Right on farm-saved propagating material as a civic right?
September 28, Geneva – The United Nations Human Rights Council responded to the long-standing demand of peasants’ organizations by passing a resolution and thereby adopting the Declaration on the Rights of Peasants and Other People Working in Rural Areas.
Article 19 (d) of the Declaration provides alarmingly broad scope of peasants’ right on seed, including “right to save, use, exchange and sell their farm-saved seed or propagating material”, hence instructing states to ensure that seeds of sufficient quality and quantity are affordable and available at the suitable time for planting.
While, if adopted by the UN General Assembly, the Declaration is unlikely to have any immediate effect on the established legal frameworks in the member states, it is likely to increase the political pressure in the area of IP protection for plants, specifically in countries with large numbers of small-size farmers. Such policy-inducing effect is already anticipated in the Article 19 (8) providing that “states shall ensure that seed policies, plant variety protection and other intellectual property laws (…) respect and take into account the rights, needs and realities of peasants and other people working in rural areas”.

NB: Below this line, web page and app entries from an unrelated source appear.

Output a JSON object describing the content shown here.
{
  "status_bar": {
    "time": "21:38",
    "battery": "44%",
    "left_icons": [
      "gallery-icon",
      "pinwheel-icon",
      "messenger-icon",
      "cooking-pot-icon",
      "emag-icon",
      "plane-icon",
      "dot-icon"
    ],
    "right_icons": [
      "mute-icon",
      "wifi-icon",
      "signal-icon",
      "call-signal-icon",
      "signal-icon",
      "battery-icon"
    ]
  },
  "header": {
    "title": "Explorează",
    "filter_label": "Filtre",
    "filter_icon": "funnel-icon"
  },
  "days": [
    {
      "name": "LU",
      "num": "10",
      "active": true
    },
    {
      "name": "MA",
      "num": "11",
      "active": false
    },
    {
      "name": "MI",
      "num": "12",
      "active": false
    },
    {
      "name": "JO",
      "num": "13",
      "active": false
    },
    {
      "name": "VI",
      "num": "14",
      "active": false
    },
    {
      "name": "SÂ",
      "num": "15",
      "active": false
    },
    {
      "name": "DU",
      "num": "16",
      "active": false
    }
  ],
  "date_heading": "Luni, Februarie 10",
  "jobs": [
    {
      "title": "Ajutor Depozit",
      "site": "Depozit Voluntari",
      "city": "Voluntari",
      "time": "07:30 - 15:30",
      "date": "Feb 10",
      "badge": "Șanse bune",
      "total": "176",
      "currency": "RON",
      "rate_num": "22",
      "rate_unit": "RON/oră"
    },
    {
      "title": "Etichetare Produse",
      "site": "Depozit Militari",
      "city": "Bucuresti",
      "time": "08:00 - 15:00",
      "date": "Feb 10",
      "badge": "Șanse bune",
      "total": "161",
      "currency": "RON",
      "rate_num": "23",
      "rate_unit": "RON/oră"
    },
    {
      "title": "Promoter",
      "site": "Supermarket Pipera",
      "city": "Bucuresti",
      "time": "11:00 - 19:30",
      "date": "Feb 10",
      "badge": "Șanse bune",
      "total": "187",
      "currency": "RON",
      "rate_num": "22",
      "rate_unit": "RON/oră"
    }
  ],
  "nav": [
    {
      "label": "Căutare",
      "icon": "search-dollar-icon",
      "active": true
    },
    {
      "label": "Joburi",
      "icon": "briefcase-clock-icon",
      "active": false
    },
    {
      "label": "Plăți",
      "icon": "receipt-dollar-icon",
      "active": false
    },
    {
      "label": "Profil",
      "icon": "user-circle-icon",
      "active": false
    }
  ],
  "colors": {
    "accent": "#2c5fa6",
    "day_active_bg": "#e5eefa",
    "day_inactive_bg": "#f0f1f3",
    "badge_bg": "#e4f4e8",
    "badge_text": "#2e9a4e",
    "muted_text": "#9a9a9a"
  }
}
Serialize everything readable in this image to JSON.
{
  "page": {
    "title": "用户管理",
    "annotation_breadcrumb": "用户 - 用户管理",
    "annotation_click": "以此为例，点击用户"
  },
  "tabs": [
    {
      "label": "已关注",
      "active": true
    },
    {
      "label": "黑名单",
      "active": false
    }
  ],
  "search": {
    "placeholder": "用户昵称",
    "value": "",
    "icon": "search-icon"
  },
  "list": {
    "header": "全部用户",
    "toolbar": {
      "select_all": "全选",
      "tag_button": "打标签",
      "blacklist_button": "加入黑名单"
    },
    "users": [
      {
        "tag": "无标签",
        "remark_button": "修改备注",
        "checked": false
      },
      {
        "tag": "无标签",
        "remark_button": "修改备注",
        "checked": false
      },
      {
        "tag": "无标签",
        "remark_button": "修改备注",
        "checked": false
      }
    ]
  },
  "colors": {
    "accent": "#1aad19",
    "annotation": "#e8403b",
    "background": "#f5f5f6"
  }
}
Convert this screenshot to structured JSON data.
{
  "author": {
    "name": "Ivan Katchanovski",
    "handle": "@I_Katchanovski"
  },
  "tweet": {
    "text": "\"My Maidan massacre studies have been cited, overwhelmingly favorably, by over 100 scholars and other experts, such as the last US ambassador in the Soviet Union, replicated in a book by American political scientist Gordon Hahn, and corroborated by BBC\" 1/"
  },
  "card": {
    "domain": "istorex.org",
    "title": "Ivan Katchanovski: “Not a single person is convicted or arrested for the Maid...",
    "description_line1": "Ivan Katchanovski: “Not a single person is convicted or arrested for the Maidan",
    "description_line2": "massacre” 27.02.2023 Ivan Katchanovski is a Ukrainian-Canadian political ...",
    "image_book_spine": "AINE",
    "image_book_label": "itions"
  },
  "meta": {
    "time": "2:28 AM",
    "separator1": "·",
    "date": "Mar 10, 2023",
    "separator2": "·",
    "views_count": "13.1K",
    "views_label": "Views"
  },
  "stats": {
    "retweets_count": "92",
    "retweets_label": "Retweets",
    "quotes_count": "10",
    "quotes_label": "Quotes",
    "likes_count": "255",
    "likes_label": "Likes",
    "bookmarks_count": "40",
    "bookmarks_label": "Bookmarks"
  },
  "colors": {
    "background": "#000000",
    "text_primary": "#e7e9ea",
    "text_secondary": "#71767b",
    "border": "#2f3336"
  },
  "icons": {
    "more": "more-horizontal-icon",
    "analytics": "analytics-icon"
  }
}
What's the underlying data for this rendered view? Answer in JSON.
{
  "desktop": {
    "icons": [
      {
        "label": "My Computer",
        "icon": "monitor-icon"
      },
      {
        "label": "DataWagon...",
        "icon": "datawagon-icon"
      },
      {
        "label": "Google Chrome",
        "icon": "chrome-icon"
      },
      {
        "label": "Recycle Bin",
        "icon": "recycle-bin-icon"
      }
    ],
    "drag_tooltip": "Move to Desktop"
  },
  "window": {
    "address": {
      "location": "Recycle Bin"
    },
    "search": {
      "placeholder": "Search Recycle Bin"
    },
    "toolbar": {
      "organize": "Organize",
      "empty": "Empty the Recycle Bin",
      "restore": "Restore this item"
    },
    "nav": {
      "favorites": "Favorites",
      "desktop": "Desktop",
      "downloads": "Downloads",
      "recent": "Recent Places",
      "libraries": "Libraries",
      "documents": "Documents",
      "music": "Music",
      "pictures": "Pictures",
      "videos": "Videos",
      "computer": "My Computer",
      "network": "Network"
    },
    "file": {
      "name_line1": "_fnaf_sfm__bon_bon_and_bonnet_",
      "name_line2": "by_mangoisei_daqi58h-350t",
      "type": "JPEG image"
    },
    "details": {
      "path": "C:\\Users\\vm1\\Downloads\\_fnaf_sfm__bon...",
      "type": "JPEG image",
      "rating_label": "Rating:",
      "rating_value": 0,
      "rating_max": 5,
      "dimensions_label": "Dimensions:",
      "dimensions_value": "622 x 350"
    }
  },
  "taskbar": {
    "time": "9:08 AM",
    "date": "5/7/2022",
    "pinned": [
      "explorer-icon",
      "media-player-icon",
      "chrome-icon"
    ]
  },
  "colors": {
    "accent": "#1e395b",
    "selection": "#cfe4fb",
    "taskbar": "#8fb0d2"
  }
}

The Declaration was sponsored by 15 members states, including such important horticultural producers as Ecuador, Egypt, Kenya, and South Africa and was passed with 33 votes in favour, eleven abstentions and three votes against casted by Australia, Hungary and the UK.
The document that has been in the works since 2010 with the first draft produced by the Council’s Advisory Committee, will be presented for adaptation to the UN General Assembly, which is currently in session in NYC.
Picture credit: Tuan Anh Ran, unsplash.com